Positional Expletives in Danish, German, and Yiddish

Author: Stefan Müller and Bjarne Ørsnes

Subject Areas: Expletives, Danish, German, Yiddish, HPSG

This paper appeared 2011 in Stefan Müller (Ed): Proceedings of the 18th International Conference on Head-Driven Phrase Structure Grammar, University of Washington, Stanford: CSLI Publications, pages 167–187.

The paper deals with expletives that are inserted into clauses for structural reasons. We will focus on the Germanic languages Danish, German, and Yiddish. In Danish and Yiddish expletives are inserted in preverbal position in certain wh clauses: For Danish such an insertion is necessary when the subject is locally extracted from an SVO configuration in non-assertive clauses. In Yiddish wh clauses are formed from a wh phrase and a V2 clause. If no element would be fronted in the embedded V2 clause, an expletive is inserted in non-assertive clauses in order to meet the V3 requirement. In addition to the embedded wh clauses, declarative V2 clauses also allow the insertion of an expletive. In Danish the expletive fills the subject position and is not necessarily fronted. In German and Yiddish the expletive has to occur in fronted position. In contrast to Danish and Yiddish, German does not insert expletives in wh clauses. They are inserted only into declarative V2 clauses in order to fulfill the V2 requirement without having to front another constituent. In this paper we try to provide an account that captures the comonnalities between the three languages while being able to account for the differences.

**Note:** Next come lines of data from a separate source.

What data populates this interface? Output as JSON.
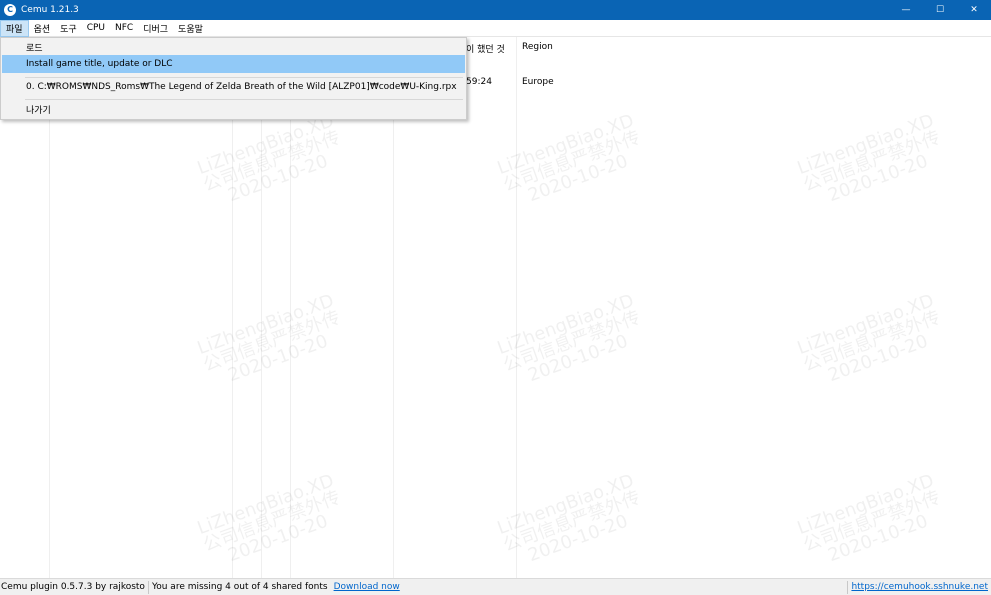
{
  "window": {
    "title": "Cemu 1.21.3",
    "app_icon_glyph": "C",
    "controls": {
      "minimize": "—",
      "maximize": "☐",
      "close": "✕"
    }
  },
  "menubar": {
    "items": [
      "파일",
      "옵션",
      "도구",
      "CPU",
      "NFC",
      "디버그",
      "도움말"
    ]
  },
  "file_menu": {
    "items": [
      "로드",
      "Install game title, update or DLC",
      "0. C:₩ROMS₩NDS_Roms₩The Legend of Zelda Breath of the Wild [ALZP01]₩code₩U-King.rpx",
      "나가기"
    ]
  },
  "game_list": {
    "header_last_played": "이 했던 것",
    "header_region": "Region",
    "row": {
      "last_played_time": "59:24",
      "region": "Europe"
    }
  },
  "watermark": {
    "line1": "LiZhengBiao.XD",
    "line2": "公司信息严禁外传",
    "line3": "2020-10-20"
  },
  "statusbar": {
    "plugin": "Cemu plugin 0.5.7.3 by rajkosto",
    "fonts_msg": "You are missing 4 out of 4 shared fonts",
    "download_link": "Download now",
    "site_link": "https://cemuhook.sshnuke.net"
  },
  "colors": {
    "titlebar": "#0a64b4",
    "menu_highlight": "#91c9f7",
    "link": "#0066cc"
  }
}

The analysis is part of computer-processable fragments of Danish, German, and Yiddish that share a common core.